The cloud that I’m under
So please won’t you tell
Darling, where is your heart?
I would hold the gold compact in my hand and play the song at night in my bed; I kept it with me all through high school; I took it to college, and I brought it with me to New York City after I quit college. But somewhere along the line when I wasn’t looking, I grew up, and I lost it. I lost my beloved compact.
My beloved “thing.”
Now I will tell you about my folding bicycle, another gift that my magical father gave me. It was maroon, with all the accouterments necessary for a comfortable ride. Padded seat. Handle bars (if you unscrewed a big key in the middle, they folded down like wing flaps on an airplane). Pedals. A Chain. Fenders. Wheels. Spokes. And a foot brake. Another big key attached the two halves of the bicycle – front and back frames and wheels – somewhere in the area of the kickstand.
I rode that folding bicycle to and from New Trier High School along Green Bay Road. I brought it with me to the University of Illinois and the University of Missouri. After I dropped out of college for the second time, I returned to New York City, stayed a while, and then moved to Princeton, New Jersey, where I rode my bike to the small airport where I worked part-time in exchange for flying lessons.
I kept my folding bicycle nearby when I returned again to New York, held onto it tightly as I moved through a series of dreary apartments, and then I brought it with me to Brooklyn after I married the man of my dreams and we moved into a gorgeous three bedroom, two bathroom apartment with parquet floors.
After that, the bicycle disappeared.
I know it was my fault, but I don’t like to think of it. So I won’t.
I did, however, treasure that ingeniously designed mode of transportation, and have much to be grateful for, as it safely carried me to so many wonderful places (with my hair flying in the wind before the days of helmets) over so many incredible years.
Last among the things that I loved and lost was my red IBM Selectric typewriter. A gorgeous, masculine, powerful instrument. Indeed, the Rolls Royce of QWERTY technology, with sturdy, obedient keys over which my fingers flew and from which my imagination took wing.
I was living on the fifth floor of a five story walk-up on York Avenue in Manhattan when Mr. Gaschen, the father of a friend (he used to call me “Future Famous Writer”) decided that a number 2 pencil and a legal pad were not sufficiently sophisticated for my talents. So from Anchorage, Alaska, where he lived, he mailed me the aforementioned magnificent machine.
The box was huge and heavy.
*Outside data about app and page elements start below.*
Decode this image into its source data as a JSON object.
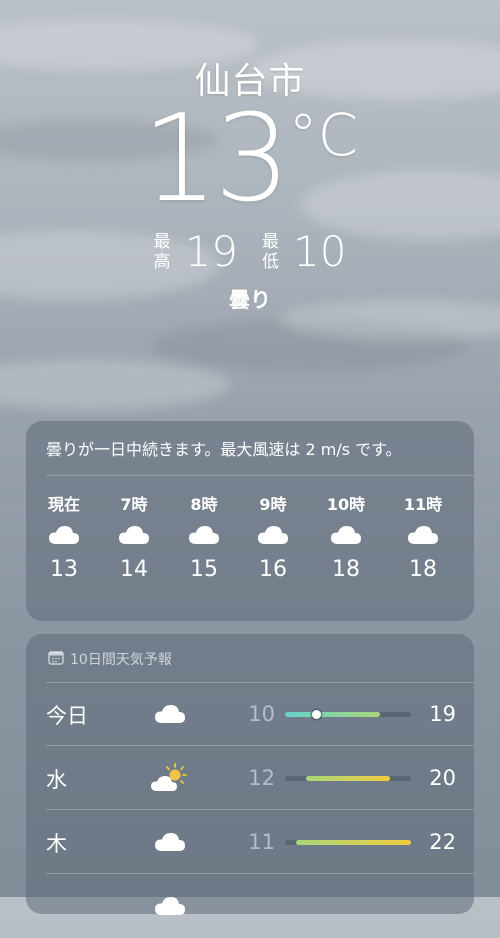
{
  "location": {
    "city": "仙台市",
    "temperature": "13",
    "unit": "°C",
    "high_label_top": "最",
    "high_label_bottom": "高",
    "high": "19",
    "low_label_top": "最",
    "low_label_bottom": "低",
    "low": "10",
    "condition": "曇り"
  },
  "hourly": {
    "summary": "曇りが一日中続きます。最大風速は 2 m/s です。",
    "items": [
      {
        "label": "現在",
        "icon": "cloud-icon",
        "temp": "13"
      },
      {
        "label": "7時",
        "icon": "cloud-icon",
        "temp": "14"
      },
      {
        "label": "8時",
        "icon": "cloud-icon",
        "temp": "15"
      },
      {
        "label": "9時",
        "icon": "cloud-icon",
        "temp": "16"
      },
      {
        "label": "10時",
        "icon": "cloud-icon",
        "temp": "18"
      },
      {
        "label": "11時",
        "icon": "cloud-icon",
        "temp": "18"
      }
    ]
  },
  "daily": {
    "title": "10日間天気予報",
    "title_icon": "calendar-icon",
    "range_min": 10,
    "range_max": 22,
    "rows": [
      {
        "day": "今日",
        "icon": "cloud-icon",
        "low": "10",
        "high": "19",
        "current_temp": 13
      },
      {
        "day": "水",
        "icon": "partly-sunny-icon",
        "low": "12",
        "high": "20"
      },
      {
        "day": "木",
        "icon": "cloud-icon",
        "low": "11",
        "high": "22"
      }
    ]
  },
  "colors": {
    "bar_cool": "#63d3c8",
    "bar_mid": "#a8d77a",
    "bar_warm": "#f2cc3f",
    "sun": "#f5c242"
  }
}
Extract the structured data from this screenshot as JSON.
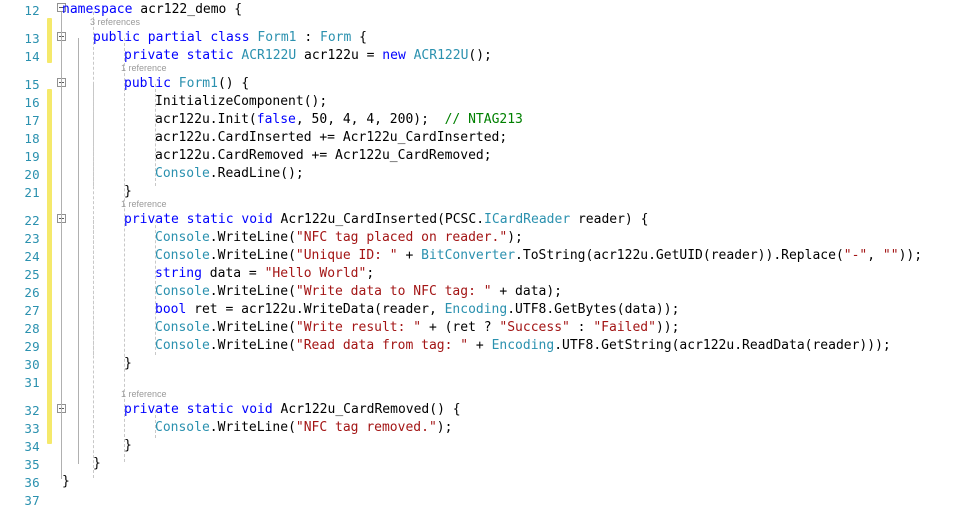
{
  "editor": {
    "language": "csharp",
    "theme": "visual-studio-light",
    "colors": {
      "background": "#ffffff",
      "line_number": "#2b91af",
      "keyword": "#0000ff",
      "type": "#2b91af",
      "string": "#a31515",
      "comment": "#008000",
      "plain": "#000000",
      "codelens": "#9a9a9a",
      "change_bar": "#f5e96b",
      "guide": "#c8c8c8"
    }
  },
  "gutter": {
    "line_numbers": [
      "12",
      "13",
      "14",
      "15",
      "16",
      "17",
      "18",
      "19",
      "20",
      "21",
      "22",
      "23",
      "24",
      "25",
      "26",
      "27",
      "28",
      "29",
      "30",
      "31",
      "32",
      "33",
      "34",
      "35",
      "36",
      "37"
    ],
    "fold_markers": [
      {
        "line": "12",
        "state": "expanded"
      },
      {
        "line": "13",
        "state": "expanded"
      },
      {
        "line": "15",
        "state": "expanded"
      },
      {
        "line": "22",
        "state": "expanded"
      },
      {
        "line": "32",
        "state": "expanded"
      }
    ],
    "change_bars": [
      {
        "from_line": "13",
        "to_line": "14"
      },
      {
        "from_line": "16",
        "to_line": "34"
      }
    ]
  },
  "codelens": [
    {
      "line": "12",
      "text": "3 references"
    },
    {
      "line": "14",
      "text": "1 reference"
    },
    {
      "line": "21",
      "text": "1 reference"
    },
    {
      "line": "31",
      "text": "1 reference"
    }
  ],
  "code": {
    "lines": [
      {
        "number": "12",
        "indent": 0,
        "tokens": [
          {
            "t": "namespace ",
            "c": "kw"
          },
          {
            "t": "acr122_demo {",
            "c": "pln"
          }
        ]
      },
      {
        "number": "13",
        "indent": 1,
        "tokens": [
          {
            "t": "public partial class ",
            "c": "kw"
          },
          {
            "t": "Form1",
            "c": "typ"
          },
          {
            "t": " : ",
            "c": "pln"
          },
          {
            "t": "Form",
            "c": "typ"
          },
          {
            "t": " {",
            "c": "pln"
          }
        ]
      },
      {
        "number": "14",
        "indent": 2,
        "tokens": [
          {
            "t": "private static ",
            "c": "kw"
          },
          {
            "t": "ACR122U",
            "c": "typ"
          },
          {
            "t": " acr122u = ",
            "c": "pln"
          },
          {
            "t": "new ",
            "c": "kw"
          },
          {
            "t": "ACR122U",
            "c": "typ"
          },
          {
            "t": "();",
            "c": "pln"
          }
        ]
      },
      {
        "number": "15",
        "indent": 2,
        "tokens": [
          {
            "t": "public ",
            "c": "kw"
          },
          {
            "t": "Form1",
            "c": "typ"
          },
          {
            "t": "() {",
            "c": "pln"
          }
        ]
      },
      {
        "number": "16",
        "indent": 3,
        "tokens": [
          {
            "t": "InitializeComponent();",
            "c": "pln"
          }
        ]
      },
      {
        "number": "17",
        "indent": 3,
        "tokens": [
          {
            "t": "acr122u.Init(",
            "c": "pln"
          },
          {
            "t": "false",
            "c": "kw"
          },
          {
            "t": ", 50, 4, 4, 200);  ",
            "c": "pln"
          },
          {
            "t": "// NTAG213",
            "c": "cmt"
          }
        ]
      },
      {
        "number": "18",
        "indent": 3,
        "tokens": [
          {
            "t": "acr122u.CardInserted += Acr122u_CardInserted;",
            "c": "pln"
          }
        ]
      },
      {
        "number": "19",
        "indent": 3,
        "tokens": [
          {
            "t": "acr122u.CardRemoved += Acr122u_CardRemoved;",
            "c": "pln"
          }
        ]
      },
      {
        "number": "20",
        "indent": 3,
        "tokens": [
          {
            "t": "Console",
            "c": "typ"
          },
          {
            "t": ".ReadLine();",
            "c": "pln"
          }
        ]
      },
      {
        "number": "21",
        "indent": 2,
        "tokens": [
          {
            "t": "}",
            "c": "pln"
          }
        ]
      },
      {
        "number": "22",
        "indent": 2,
        "tokens": [
          {
            "t": "private static void ",
            "c": "kw"
          },
          {
            "t": "Acr122u_CardInserted(PCSC.",
            "c": "pln"
          },
          {
            "t": "ICardReader",
            "c": "typ"
          },
          {
            "t": " reader) {",
            "c": "pln"
          }
        ]
      },
      {
        "number": "23",
        "indent": 3,
        "tokens": [
          {
            "t": "Console",
            "c": "typ"
          },
          {
            "t": ".WriteLine(",
            "c": "pln"
          },
          {
            "t": "\"NFC tag placed on reader.\"",
            "c": "str"
          },
          {
            "t": ");",
            "c": "pln"
          }
        ]
      },
      {
        "number": "24",
        "indent": 3,
        "tokens": [
          {
            "t": "Console",
            "c": "typ"
          },
          {
            "t": ".WriteLine(",
            "c": "pln"
          },
          {
            "t": "\"Unique ID: \"",
            "c": "str"
          },
          {
            "t": " + ",
            "c": "pln"
          },
          {
            "t": "BitConverter",
            "c": "typ"
          },
          {
            "t": ".ToString(acr122u.GetUID(reader)).Replace(",
            "c": "pln"
          },
          {
            "t": "\"-\"",
            "c": "str"
          },
          {
            "t": ", ",
            "c": "pln"
          },
          {
            "t": "\"\"",
            "c": "str"
          },
          {
            "t": "));",
            "c": "pln"
          }
        ]
      },
      {
        "number": "25",
        "indent": 3,
        "tokens": [
          {
            "t": "string ",
            "c": "kw"
          },
          {
            "t": "data = ",
            "c": "pln"
          },
          {
            "t": "\"Hello World\"",
            "c": "str"
          },
          {
            "t": ";",
            "c": "pln"
          }
        ]
      },
      {
        "number": "26",
        "indent": 3,
        "tokens": [
          {
            "t": "Console",
            "c": "typ"
          },
          {
            "t": ".WriteLine(",
            "c": "pln"
          },
          {
            "t": "\"Write data to NFC tag: \"",
            "c": "str"
          },
          {
            "t": " + data);",
            "c": "pln"
          }
        ]
      },
      {
        "number": "27",
        "indent": 3,
        "tokens": [
          {
            "t": "bool ",
            "c": "kw"
          },
          {
            "t": "ret = acr122u.WriteData(reader, ",
            "c": "pln"
          },
          {
            "t": "Encoding",
            "c": "typ"
          },
          {
            "t": ".UTF8.GetBytes(data));",
            "c": "pln"
          }
        ]
      },
      {
        "number": "28",
        "indent": 3,
        "tokens": [
          {
            "t": "Console",
            "c": "typ"
          },
          {
            "t": ".WriteLine(",
            "c": "pln"
          },
          {
            "t": "\"Write result: \"",
            "c": "str"
          },
          {
            "t": " + (ret ? ",
            "c": "pln"
          },
          {
            "t": "\"Success\"",
            "c": "str"
          },
          {
            "t": " : ",
            "c": "pln"
          },
          {
            "t": "\"Failed\"",
            "c": "str"
          },
          {
            "t": "));",
            "c": "pln"
          }
        ]
      },
      {
        "number": "29",
        "indent": 3,
        "tokens": [
          {
            "t": "Console",
            "c": "typ"
          },
          {
            "t": ".WriteLine(",
            "c": "pln"
          },
          {
            "t": "\"Read data from tag: \"",
            "c": "str"
          },
          {
            "t": " + ",
            "c": "pln"
          },
          {
            "t": "Encoding",
            "c": "typ"
          },
          {
            "t": ".UTF8.GetString(acr122u.ReadData(reader)));",
            "c": "pln"
          }
        ]
      },
      {
        "number": "30",
        "indent": 2,
        "tokens": [
          {
            "t": "}",
            "c": "pln"
          }
        ]
      },
      {
        "number": "31",
        "indent": 0,
        "tokens": []
      },
      {
        "number": "32",
        "indent": 2,
        "tokens": [
          {
            "t": "private static void ",
            "c": "kw"
          },
          {
            "t": "Acr122u_CardRemoved() {",
            "c": "pln"
          }
        ]
      },
      {
        "number": "33",
        "indent": 3,
        "tokens": [
          {
            "t": "Console",
            "c": "typ"
          },
          {
            "t": ".WriteLine(",
            "c": "pln"
          },
          {
            "t": "\"NFC tag removed.\"",
            "c": "str"
          },
          {
            "t": ");",
            "c": "pln"
          }
        ]
      },
      {
        "number": "34",
        "indent": 2,
        "tokens": [
          {
            "t": "}",
            "c": "pln"
          }
        ]
      },
      {
        "number": "35",
        "indent": 1,
        "tokens": [
          {
            "t": "}",
            "c": "pln"
          }
        ]
      },
      {
        "number": "36",
        "indent": 0,
        "tokens": [
          {
            "t": "}",
            "c": "pln"
          }
        ]
      },
      {
        "number": "37",
        "indent": 0,
        "tokens": []
      }
    ]
  }
}
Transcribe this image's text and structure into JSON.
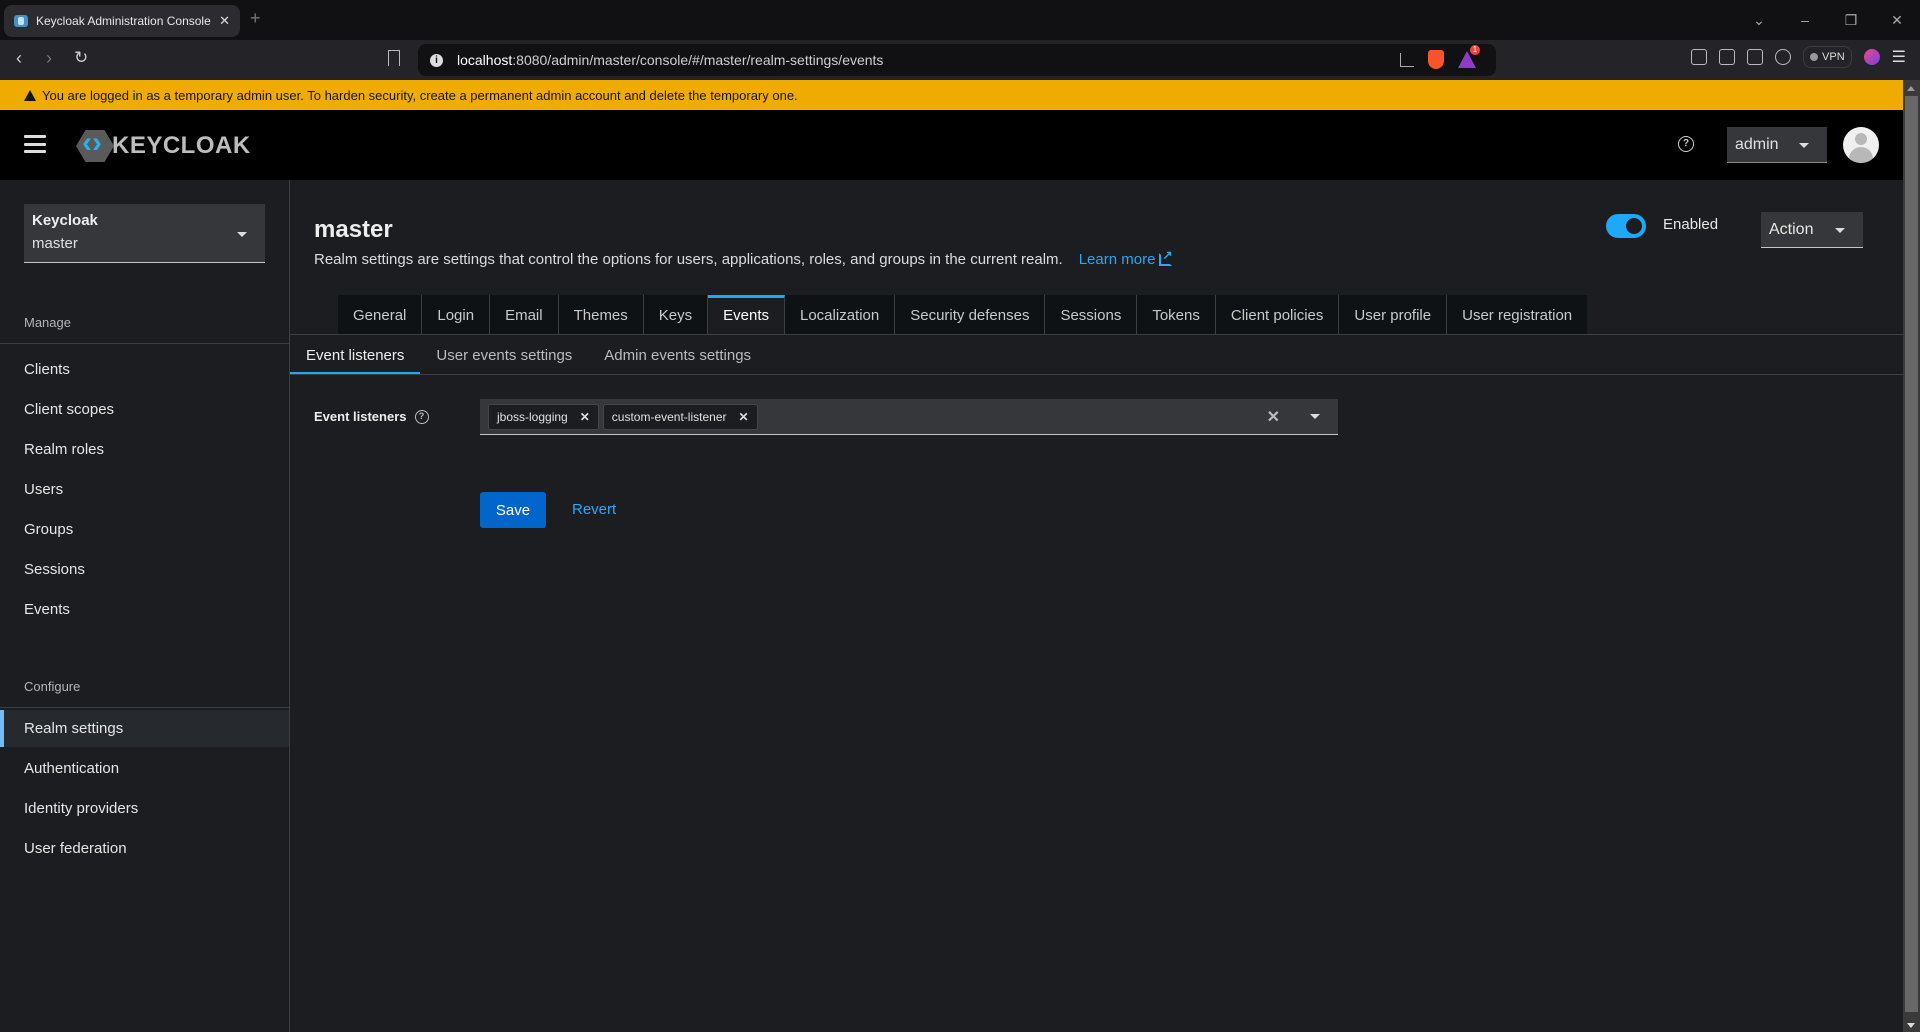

I had no idea what was inside, but believing in miracles and fairy god mothers (or in this case, fathers), I lugged it up four flights, set in on my kitchen table, opened it, and fell in love. I typed over 100 short stories on my faithful Selectric, at least two books, two plays, one television script, one movie scenario, dozens of poems, countless submission letters to literary agents and publishers, and even more missives to family and friends.
And then – I feel like a faithless lover – IBM came out with a self-correcting typewriter. No more need for white Ko-Rec-Type tabs. After that came a word processing typewriter, with disks and a memory! And finally...computers.
I bow my head in shame. I know where my beautiful, irreplaceable, red IBM Selectric went, but I am not telling you. I’m too embarrassed
I write this now, not to confess my carelessness and misdeeds, but as a paean to things cherished and lost. Inanimate objects to which we owe the loyalty that we would give a devoted friend. Objects – because they served us so well and gave us so much – that we endow with a soul.
A musical compact that played a sad song.
A bicycle that safely delivered me to adventure after adventure.
A typewriter that taught me how to write.
I inhale deeply and sigh. And if I may take a liberty with the lovely song from Moulin Rouge that so enchanted me in my youth, I end with this slight modification:
Where have you gone?
I worry and wonder
I will see you no more,
But you still have my heart.
Copyright © Shelly Reuben, 2022. Shelly Reuben’s books have been nominated for Edgar, Prometheus, and Falcon awards. For more about her writing, visit www.shellyreuben.com